The most interesting inclusion was this, which Brady may have said at some point in the past 20 years, but which still stands out now that he’s moved on from Boston: When Brady was drafted by the New England Patriots, he didn’t know much about New England at all.
“I honestly didn’t have a clear idea where New England actually was,” Brady (or someone) writes. “Was New England an actual place?”
Brady will now be playing, eventually, in a new place, and the most interesting and glaring omission in the scroll-scroll-scroll-your-boat column was that it contains no indication whatsoever of the seismic shift in sports and reality resulting from the ongoing coronavirus pandemic.
“It may be the off-season now, but to me it feels like the season has already started,” Brady (or someone) writes, without acknowledging the mastodon in the room that may not let the season start on time, or at all.

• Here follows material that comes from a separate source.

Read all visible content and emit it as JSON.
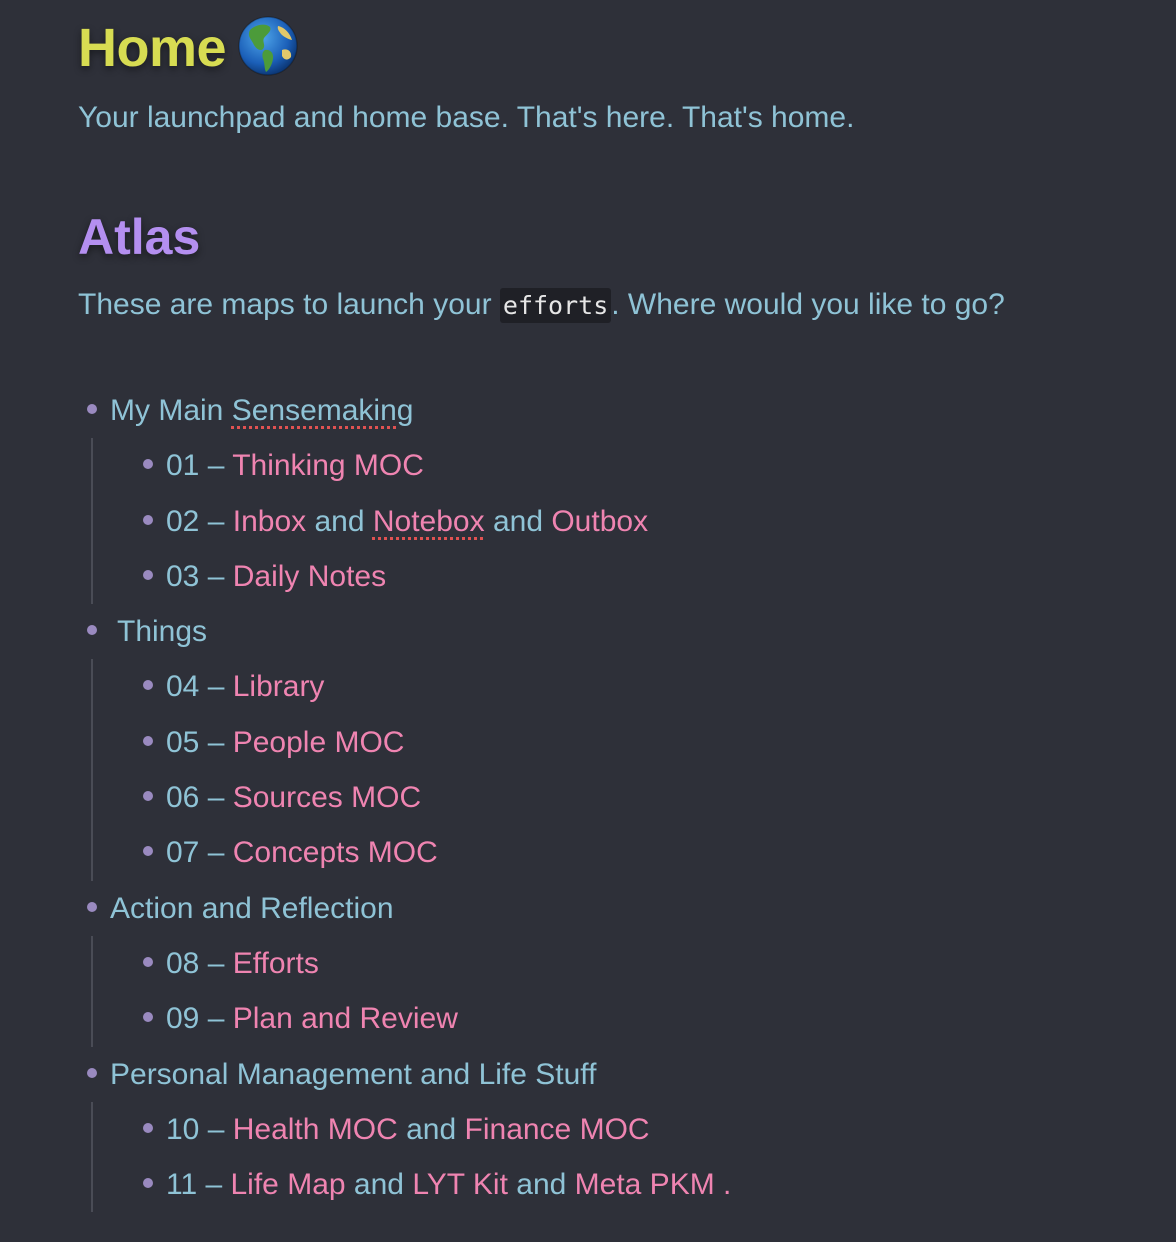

“Gillette Stadium holds around 70,000 people,” Brady (or someone) explains, “and I’ve never not played in a sold-out stadium during my career as a Patriot. How fortunate am I?”
Possibly not very fortunate, considering that if he plays at all in 2020 he may be playing before empty stadiums or in practice facilities.
That kind of ignorance-is-bliss approach may fly when presenting material on a first-person player-centric website, but it won’t work when it’s time to talk to Howard Stern on Wednesday. Surely, Stern will ask Brady to explain how this new reality for all of us impacts his own — especially since Stern’s legendary research skills surely will include careful study of the 2,614-word article published on Monday.